I was reading a post this morning that talked about how to carry less in your wallet. One of the recommendations is to carry less cash and rely on a couple of credit cards. However, most advice on how to get out of debt and manage your money better suggest that you use your credit cards as little as possible, trying to make purchases in cash. This helps you resist the temptation to spend what you don’t have. Here we have two pieces of advice that conflict with one another. So what to do?
You think for yourself what is best for you. I know that’s not exactly an earth shattering insight, however, if is a key piece of advice we often forget in the midst of a difficult situation. Usually it’s because we’re trying to please other people. For instance, if mom says we should do something, and we want to stay on mom’s good side, we give her advice more weight than we should. We’re not deciding what’s best for us, we’re deciding not to be in conflict with mom. Yes, there are times that is what is best, but that’s a bigger decision around a bigger situation.

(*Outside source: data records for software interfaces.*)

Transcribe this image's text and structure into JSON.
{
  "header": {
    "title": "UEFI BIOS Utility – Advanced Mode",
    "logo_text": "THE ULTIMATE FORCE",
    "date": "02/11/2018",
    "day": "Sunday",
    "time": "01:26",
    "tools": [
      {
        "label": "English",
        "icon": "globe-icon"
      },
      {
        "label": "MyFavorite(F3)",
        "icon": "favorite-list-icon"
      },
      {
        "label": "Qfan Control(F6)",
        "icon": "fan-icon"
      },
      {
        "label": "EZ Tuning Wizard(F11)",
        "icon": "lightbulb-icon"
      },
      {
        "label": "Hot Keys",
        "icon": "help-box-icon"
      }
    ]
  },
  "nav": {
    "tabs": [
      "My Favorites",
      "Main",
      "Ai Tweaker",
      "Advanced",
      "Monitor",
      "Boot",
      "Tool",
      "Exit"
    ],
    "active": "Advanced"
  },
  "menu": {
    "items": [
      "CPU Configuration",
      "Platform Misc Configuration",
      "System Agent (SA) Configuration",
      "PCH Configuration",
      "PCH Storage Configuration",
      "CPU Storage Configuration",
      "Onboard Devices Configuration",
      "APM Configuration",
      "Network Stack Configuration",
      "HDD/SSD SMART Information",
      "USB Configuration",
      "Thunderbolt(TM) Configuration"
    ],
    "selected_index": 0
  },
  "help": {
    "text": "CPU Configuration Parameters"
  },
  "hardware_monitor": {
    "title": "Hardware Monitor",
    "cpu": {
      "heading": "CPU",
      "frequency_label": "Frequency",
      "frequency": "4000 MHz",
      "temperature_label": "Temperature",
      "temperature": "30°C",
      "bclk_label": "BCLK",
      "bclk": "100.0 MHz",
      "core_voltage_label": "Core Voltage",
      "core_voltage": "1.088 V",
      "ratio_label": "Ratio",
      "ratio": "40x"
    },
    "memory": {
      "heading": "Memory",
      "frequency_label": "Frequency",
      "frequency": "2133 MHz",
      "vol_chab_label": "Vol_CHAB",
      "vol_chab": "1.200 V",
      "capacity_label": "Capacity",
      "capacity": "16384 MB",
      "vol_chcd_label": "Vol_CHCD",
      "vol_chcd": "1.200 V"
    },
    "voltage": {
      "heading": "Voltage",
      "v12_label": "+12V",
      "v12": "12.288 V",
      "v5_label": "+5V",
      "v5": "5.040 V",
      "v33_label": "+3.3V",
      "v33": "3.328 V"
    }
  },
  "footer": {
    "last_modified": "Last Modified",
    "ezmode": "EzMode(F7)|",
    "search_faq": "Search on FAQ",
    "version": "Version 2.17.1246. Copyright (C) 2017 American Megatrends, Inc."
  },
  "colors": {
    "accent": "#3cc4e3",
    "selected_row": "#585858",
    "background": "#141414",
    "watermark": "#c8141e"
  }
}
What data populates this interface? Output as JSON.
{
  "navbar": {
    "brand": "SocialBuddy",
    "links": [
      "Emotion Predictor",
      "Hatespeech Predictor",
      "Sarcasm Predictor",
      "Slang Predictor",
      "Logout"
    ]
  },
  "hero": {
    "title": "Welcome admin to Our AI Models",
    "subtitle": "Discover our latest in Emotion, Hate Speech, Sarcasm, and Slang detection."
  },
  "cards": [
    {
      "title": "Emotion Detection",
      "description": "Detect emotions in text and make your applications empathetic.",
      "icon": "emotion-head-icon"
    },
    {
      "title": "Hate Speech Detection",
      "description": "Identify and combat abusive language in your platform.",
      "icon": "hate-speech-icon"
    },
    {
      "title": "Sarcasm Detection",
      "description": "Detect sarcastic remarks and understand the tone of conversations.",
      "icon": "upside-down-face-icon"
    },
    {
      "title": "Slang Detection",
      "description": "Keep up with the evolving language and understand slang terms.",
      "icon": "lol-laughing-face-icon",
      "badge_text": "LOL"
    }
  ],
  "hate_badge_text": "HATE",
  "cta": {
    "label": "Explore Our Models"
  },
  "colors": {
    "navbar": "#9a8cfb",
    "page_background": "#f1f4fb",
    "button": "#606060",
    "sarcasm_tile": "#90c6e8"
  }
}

The fact of the matter is no one should know you better than you and no one should understand the situation you are in better than you. Yes, others might have insight you don’t have or be able to look at a given situation in a less biased way, but ultimately it’s your life and it needs to be your decision. If you live on the decisions and advice of others then you are not in control of your own life (as much as any of us can be). While this gives us the ability to blame others and make excuses of why we aren’t where we want to be or why this part of our life isn’t up to our desires, we still have to live with the fact that we abdicated the decision to someone else.
And this isn’t to say to ignore advice. We should gather advice, especially for large or important decisions. However, we need to process that advice and come to our own conclusions and decisions. After all, we have to live with those decisions. That means at some point we need to commit to a direction and go for it. Sometimes that means not having a perfectly clear picture of what we should do. The temptation is to wait around until we get more information, better advice, to wait it out. Keep in mind that not making a decision is making a decision (think about it). That, too, is allowing something else to control your decision. If you choose to do that, realize that you live with the consequences of that.
As to the advice of whether or not to carry cash, I’m in favor of doing so. Not only does it help manage impulse buying, but there are times when credit cards aren’t going to cut it. I can think of two specific occasions where I took my family out to eat and the credit card systems were down. In one case, if I didn’t have cash I would have had to wait around until they got their computer systems up. In the other case we would have to had to pile back into the van and find somewhere else to eat. Yes, I still use my credit cards, but we’re slowly but surely working our way more towards cash. It does help the budget, after all.